_Problem_. Repeat the listing that follows exactly. Pictures are not part of the copy.

::::::

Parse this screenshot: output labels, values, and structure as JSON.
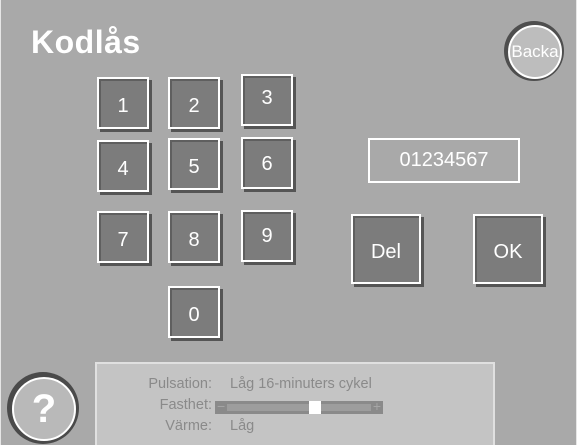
{
  "header": {
    "title": "Kodlås",
    "back_label": "Backa"
  },
  "keypad": {
    "keys": [
      "1",
      "2",
      "3",
      "4",
      "5",
      "6",
      "7",
      "8",
      "9",
      "0"
    ]
  },
  "display": {
    "code": "01234567"
  },
  "actions": {
    "delete_label": "Del",
    "ok_label": "OK"
  },
  "help": {
    "label": "?"
  },
  "status": {
    "pulsation_label": "Pulsation:",
    "pulsation_value": "Låg 16-minuters cykel",
    "firmness_label": "Fasthet:",
    "firmness_minus": "−",
    "firmness_plus": "+",
    "firmness_level": 0.62,
    "heat_label": "Värme:",
    "heat_value": "Låg"
  },
  "colors": {
    "background": "#a9a9a9",
    "key_face": "#7c7c7c",
    "text": "#ffffff",
    "status_panel": "#c4c4c4"
  }
}
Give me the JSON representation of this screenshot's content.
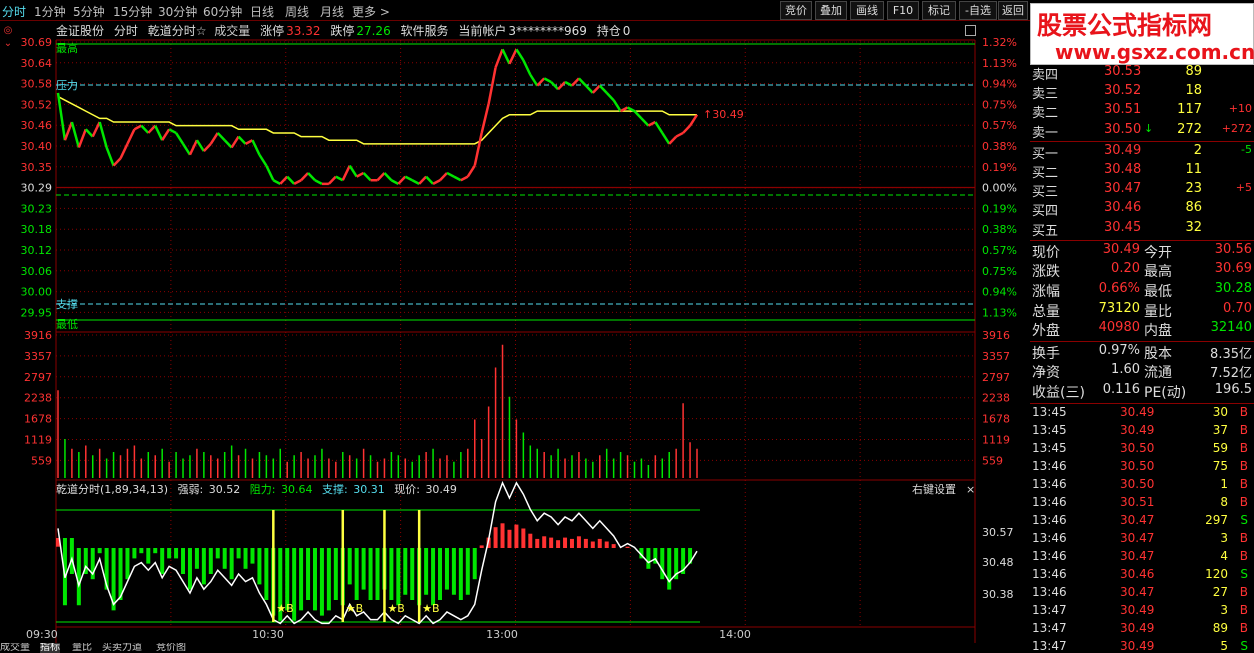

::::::

_Task solution_.
Parse this screenshot: output labels, values, and structure as JSON.
{
  "header": {
    "title": "Kodlås",
    "back_label": "Backa"
  },
  "keypad": {
    "keys": [
      "1",
      "2",
      "3",
      "4",
      "5",
      "6",
      "7",
      "8",
      "9",
      "0"
    ]
  },
  "display": {
    "code": "01234567"
  },
  "actions": {
    "delete_label": "Del",
    "ok_label": "OK"
  },
  "help": {
    "label": "?"
  },
  "status": {
    "pulsation_label": "Pulsation:",
    "pulsation_value": "Låg 16-minuters cykel",
    "firmness_label": "Fasthet:",
    "firmness_minus": "−",
    "firmness_plus": "+",
    "firmness_level": 0.62,
    "heat_label": "Värme:",
    "heat_value": "Låg"
  },
  "colors": {
    "background": "#a9a9a9",
    "key_face": "#7c7c7c",
    "text": "#ffffff",
    "status_panel": "#c4c4c4"
  }
}
Give me the JSON representation of this screenshot's content.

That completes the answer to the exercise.